Residents at the Santa Nella mobile home park off Highway 33 are worried about the health of children and seniors who live there. They say criminals are also taking advantage of the problem.
The mobile homes have been without power since a fire destroyed their electric panels last Monday. PG&E says the residents have to make repairs first. But it's a major expense many can't afford.
The families at the Santa Nella mobile home park say they have spent a week in misery with no lights and no air conditioning in the triple digit heat.
"There's school age kids, toddlers, older people, we have a veteran, and that's what I don't understand. He's a veteran, he went and fought for his country, and now he's in a mobile home baking.
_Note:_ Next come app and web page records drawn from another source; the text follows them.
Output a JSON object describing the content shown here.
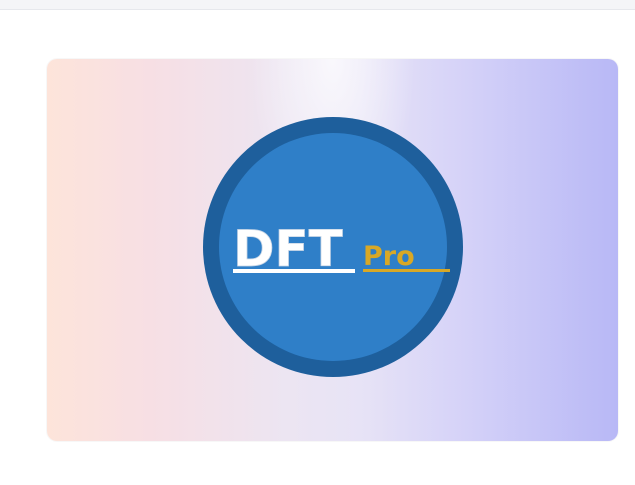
{
  "logo": {
    "primary_text": "DFT",
    "secondary_text": "Pro",
    "colors": {
      "outer_ring": "#1e5f9c",
      "inner_circle": "#2f7fc8",
      "primary_text": "#ffffff",
      "secondary_text": "#d8a826"
    }
  },
  "card": {
    "gradient_colors": [
      "#fde4da",
      "#e7e3f6",
      "#b8b8f6"
    ]
  }
}
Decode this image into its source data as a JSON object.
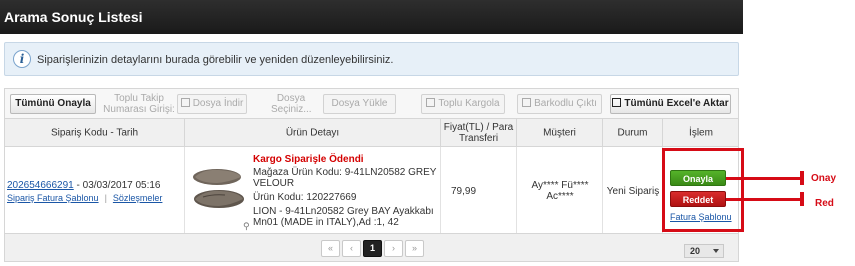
{
  "header": {
    "title": "Arama Sonuç Listesi"
  },
  "info": {
    "text": "Siparişlerinizin detaylarını burada görebilir ve yeniden düzenleyebilirsiniz."
  },
  "toolbar": {
    "approve_all": "Tümünü Onayla",
    "bulk_tracking_label": "Toplu Takip Numarası Girişi:",
    "file_download": "Dosya İndir",
    "choose_file_label": "Dosya Seçiniz...",
    "file_upload": "Dosya Yükle",
    "bulk_cargo": "Toplu Kargola",
    "barcode_print": "Barkodlu Çıktı",
    "export_excel": "Tümünü Excel'e Aktar"
  },
  "table": {
    "columns": {
      "order": "Sipariş Kodu - Tarih",
      "product": "Ürün Detayı",
      "price": "Fiyat(TL) / Para Transferi",
      "customer": "Müşteri",
      "status": "Durum",
      "action": "İşlem"
    },
    "row": {
      "order_code": "202654666291",
      "order_date": "- 03/03/2017 05:16",
      "invoice_template_link": "Sipariş Fatura Şablonu",
      "contracts_link": "Sözleşmeler",
      "product_title": "Kargo Siparişle Ödendi",
      "store_code": "Mağaza Ürün Kodu: 9-41LN20582 GREY",
      "store_code_cont": "VELOUR",
      "product_code": "Ürün Kodu: 120227669",
      "product_desc": "LION - 9-41Ln20582 Grey BAY Ayakkabı",
      "product_desc_cont": "Mn01 (MADE in ITALY),Ad :1, 42",
      "price": "79,99",
      "customer_line1": "Ay**** Fü****",
      "customer_line2": "Ac****",
      "status": "Yeni Sipariş",
      "approve_button": "Onayla",
      "reject_button": "Reddet",
      "invoice_template_button": "Fatura Şablonu"
    }
  },
  "annotations": {
    "approve": "Onay",
    "reject": "Red"
  },
  "pagination": {
    "first": "«",
    "prev": "‹",
    "current": "1",
    "next": "›",
    "last": "»",
    "per_page": "20"
  },
  "colors": {
    "titlebar": "#1f1f1f",
    "approve": "#43951e",
    "reject": "#c41b1b",
    "highlight": "#d60b16",
    "link": "#1a56a6"
  }
}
And no one helps him," Joseph Corralejo a Santa Nella Resident said.
Amanda Pasillas had to send her 5-year-old twins to their first day of school with only bags of chips, despite a request that parents pack nutritional items.
"You know, yogurt, cheese sticks, they want healthy foods, I said I'm sorry I don't have a refrigerator, I have no power," Pasillas said.
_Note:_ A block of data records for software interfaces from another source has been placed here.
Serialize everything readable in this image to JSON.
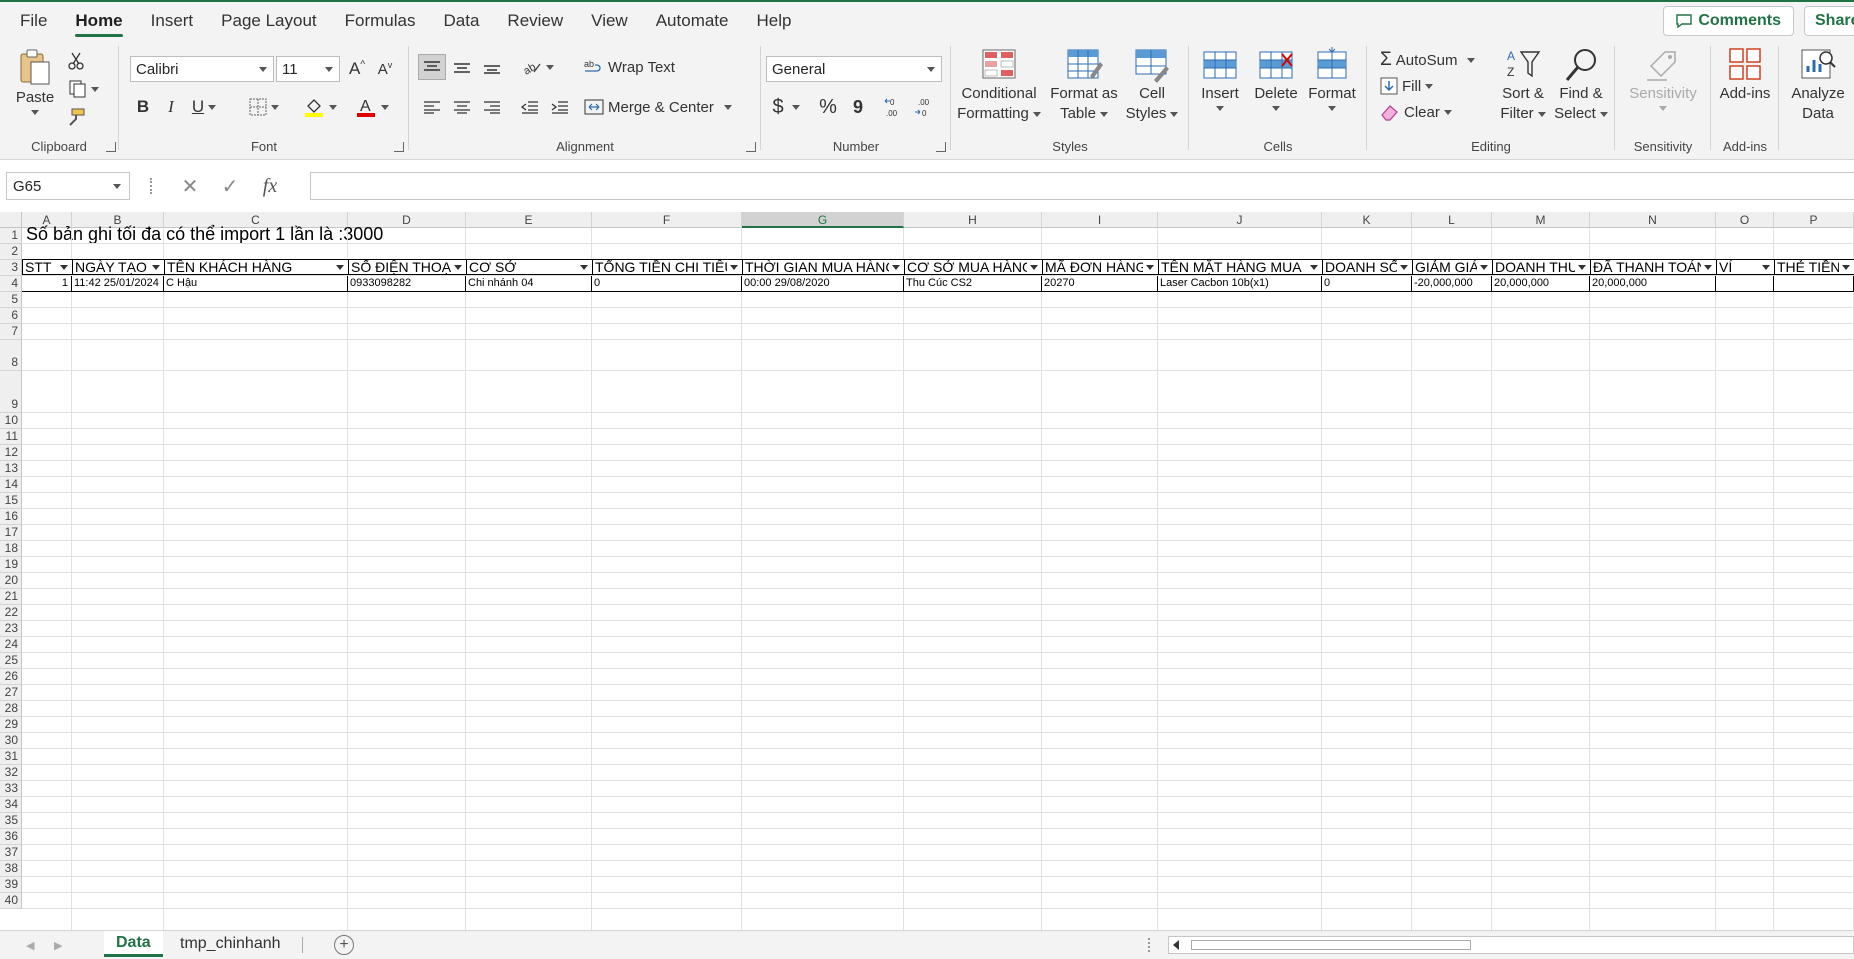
{
  "menu": {
    "tabs": [
      "File",
      "Home",
      "Insert",
      "Page Layout",
      "Formulas",
      "Data",
      "Review",
      "View",
      "Automate",
      "Help"
    ],
    "active_tab": "Home",
    "comments_label": "Comments",
    "share_label": "Share"
  },
  "ribbon": {
    "clipboard": {
      "paste": "Paste",
      "label": "Clipboard"
    },
    "font": {
      "name": "Calibri",
      "size": "11",
      "bold": "B",
      "italic": "I",
      "underline": "U",
      "label": "Font"
    },
    "alignment": {
      "wrap_text": "Wrap Text",
      "merge_center": "Merge & Center",
      "label": "Alignment"
    },
    "number": {
      "format": "General",
      "currency": "$",
      "percent": "%",
      "comma": "9",
      "label": "Number"
    },
    "styles": {
      "conditional_1": "Conditional",
      "conditional_2": "Formatting",
      "format_table_1": "Format as",
      "format_table_2": "Table",
      "cell_styles_1": "Cell",
      "cell_styles_2": "Styles",
      "label": "Styles"
    },
    "cells": {
      "insert": "Insert",
      "delete": "Delete",
      "format": "Format",
      "label": "Cells"
    },
    "editing": {
      "autosum": "AutoSum",
      "fill": "Fill",
      "clear": "Clear",
      "sort_1": "Sort &",
      "sort_2": "Filter",
      "find_1": "Find &",
      "find_2": "Select",
      "label": "Editing"
    },
    "sensitivity": {
      "button": "Sensitivity",
      "label": "Sensitivity"
    },
    "addins": {
      "button": "Add-ins",
      "label": "Add-ins"
    },
    "analyze": {
      "line1": "Analyze",
      "line2": "Data"
    }
  },
  "formula_bar": {
    "name_box": "G65",
    "fx": "fx",
    "content": ""
  },
  "sheet": {
    "columns": [
      "A",
      "B",
      "C",
      "D",
      "E",
      "F",
      "G",
      "H",
      "I",
      "J",
      "K",
      "L",
      "M",
      "N",
      "O",
      "P"
    ],
    "selected_column": "G",
    "rows": [
      "1",
      "2",
      "3",
      "4",
      "5",
      "6",
      "7",
      "8",
      "9",
      "10",
      "11",
      "12",
      "13",
      "14",
      "15",
      "16",
      "17",
      "18",
      "19",
      "20",
      "21",
      "22",
      "23",
      "24",
      "25",
      "26",
      "27",
      "28",
      "29",
      "30",
      "31",
      "32",
      "33",
      "34",
      "35",
      "36",
      "37",
      "38",
      "39",
      "40"
    ],
    "title": "Số bản ghi tối đa có thể import 1 lần là :3000",
    "headers": [
      "STT",
      "NGÀY TẠO",
      "TÊN KHÁCH HÀNG",
      "SỐ ĐIỆN THOẠI",
      "CƠ SỞ",
      "TỔNG TIỀN CHI TIÊU",
      "THỜI GIAN MUA HÀNG",
      "CƠ SỞ MUA HÀNG",
      "MÃ ĐƠN HÀNG",
      "TÊN MẶT HÀNG MUA",
      "DOANH SỐ",
      "GIẢM GIÁ",
      "DOANH THU",
      "ĐÃ THANH TOÁN",
      "VÍ",
      "THẺ TIỀN"
    ],
    "data_row": [
      "1",
      "11:42 25/01/2024",
      "C Hậu",
      "0933098282",
      "Chi nhánh 04",
      "0",
      "00:00 29/08/2020",
      "Thu Cúc CS2",
      "20270",
      "Laser Cacbon 10b(x1)",
      "0",
      "-20,000,000",
      "20,000,000",
      "20,000,000",
      "",
      ""
    ]
  },
  "sheet_tabs": {
    "tabs": [
      "Data",
      "tmp_chinhanh"
    ],
    "active": "Data"
  }
}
The suffering started last week when a vacant mobile home caught on fire. The flames also burned a power pole and the meter panels for 32 units. The Red Cross provided temporary housing for three days, but now the residents say they're on their own.
"We have contacted PG&E. They say they're not going to help us. We have to put the panels in order for them to restore power," Diana Martinez a Santa Nella resident said.
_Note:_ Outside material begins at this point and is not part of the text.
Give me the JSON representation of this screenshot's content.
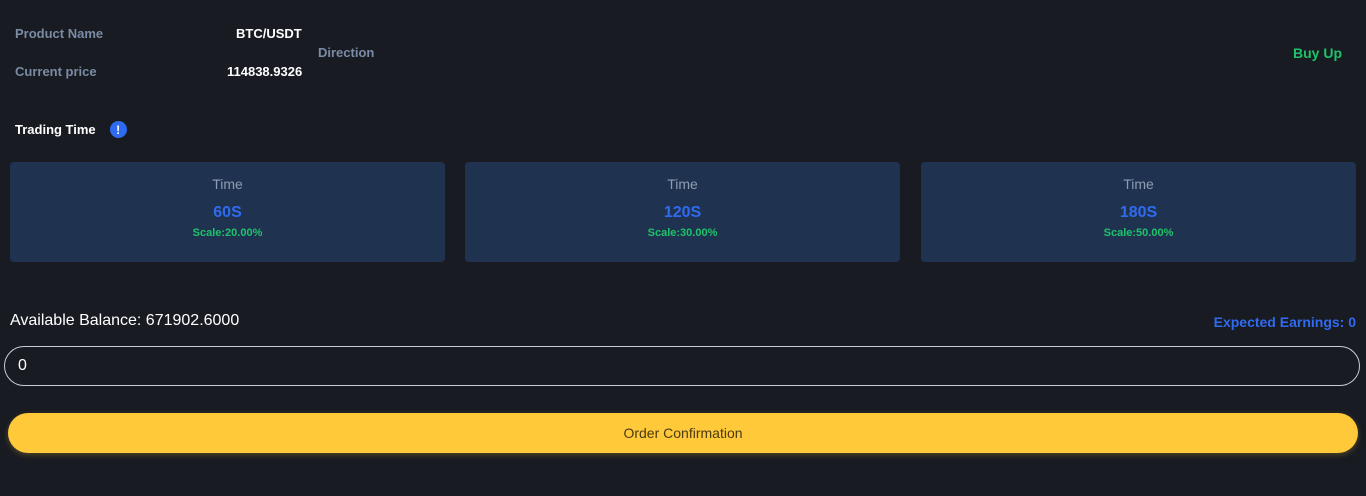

PG&E said it is ready to re-energize the homes as soon as residents make the necessary repairs. But Diana Martinez says the panels cost at least five thousand dollars, and each family is responsible for their own because each parcel at the park is privately owned.
"When people purchased the homes, no one knew we were responsible for the panels, on one knew, whatsoever. So this was all a shock," Martinez said.
The families are now desperately seeking a solution and asking for help from anyone who can provide a temporary diesel generator or other supplies right away. County officials say they are also looking in to the problem.
"We are evaluating different options that we have available to us. Human services agency has been out there from the start, and they're evaluating ways to assist these residents and best help them out in this time," Mike North a Merced County Spokesperson said.
But the residents say the situation is only getting worse and that thieves are now breaking into the homes when the families go elsewhere to cool down.